Sermon by Pastor Paul Olson
Festival of the Holy Trinity
June 15-16, 2019
In her book Circle of Quiet, Madeleine L’Engle repeats Dorothy Sayers’ story of a Japanese man who’s politely listening to a Christian trying to explain the concept of the Trinity. The Japanese man is very puzzled. “Honorable Father, very good. Honorable Son, very good. Honorable Bird, I do not understand at all.”
L’Engle observes: "Very few of us understand Honorable Bird, except to acknowledge that without his power and grace nothing would be written, painted, or composed at all. To say anything beyond this about the creative process is like pulling all the petals off a flower in order to analyze it, and ending up having destroyed the flower."
So writes Madeline L’Engle.
This weekend in our liturgical calendar, we celebrate the Festival of the Holy Trinity. This is one of those times when the preacher has to be careful not to pull all the petals off the flower while attempting to analyze it. Some things are easier said than done.
After all, this is the only festival day that deals with a doctrine. It’s the only festival day that doesn’t celebrate a person—such as St. Matthew or St. Mark—or an event—such as Christmas, Easter, or Pentecost—in the whole church year. No wonder preachers so often get lost in the weeds on this unique day. This is one of those times that reminds us that “some things just have to be believed to be seen.”
But the reality is that the big difference between this Festival and the rest of the year is that on this day we focus on God’s being rather than on God’s doing. We focus on who God is rather than on what God has done.
So what difference does this teaching make to people who wake up each morning, go to work, try to balance their checkbooks and their lives, and take care of home and family? A little history may help, for this is no new issue. It has been the source of bitter name calling through the ages.
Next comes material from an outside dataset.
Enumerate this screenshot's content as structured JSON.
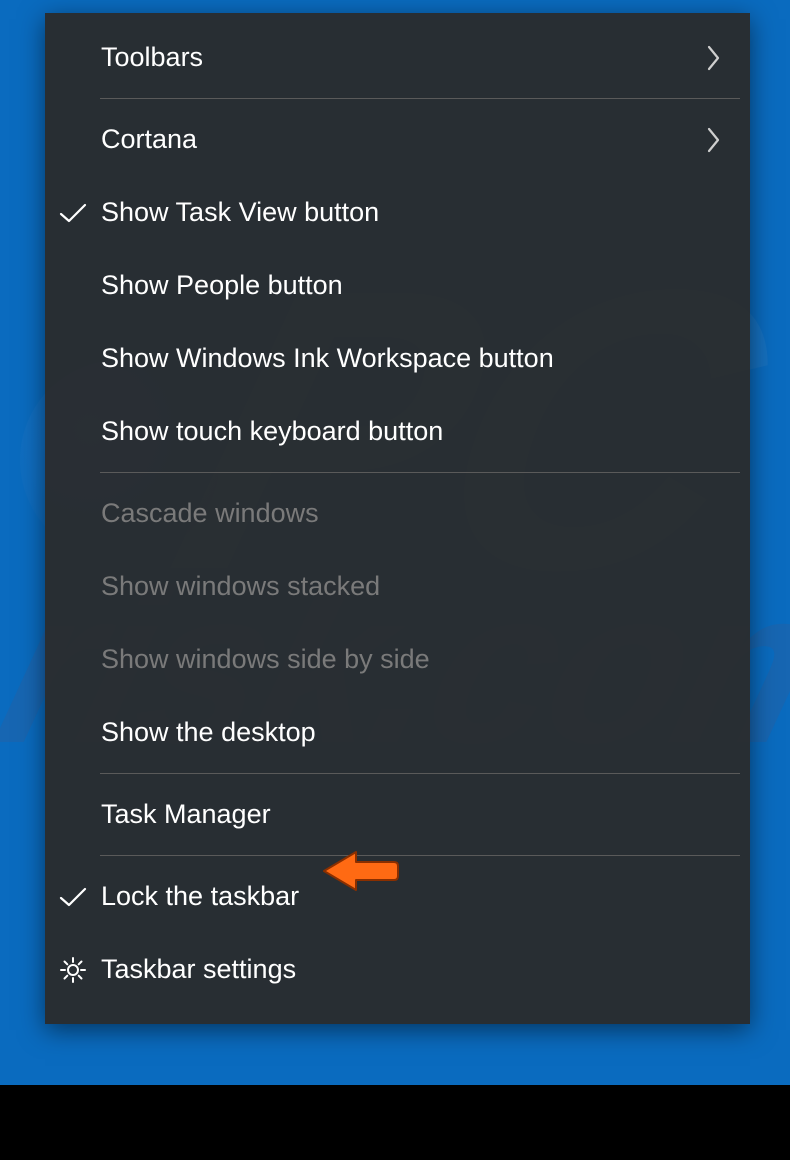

It has been said that the devil is in the details, but the fact is that truth is frequently found or lost in the details. Everything from baking a cake to launching a space shuttle is dependent upon the details.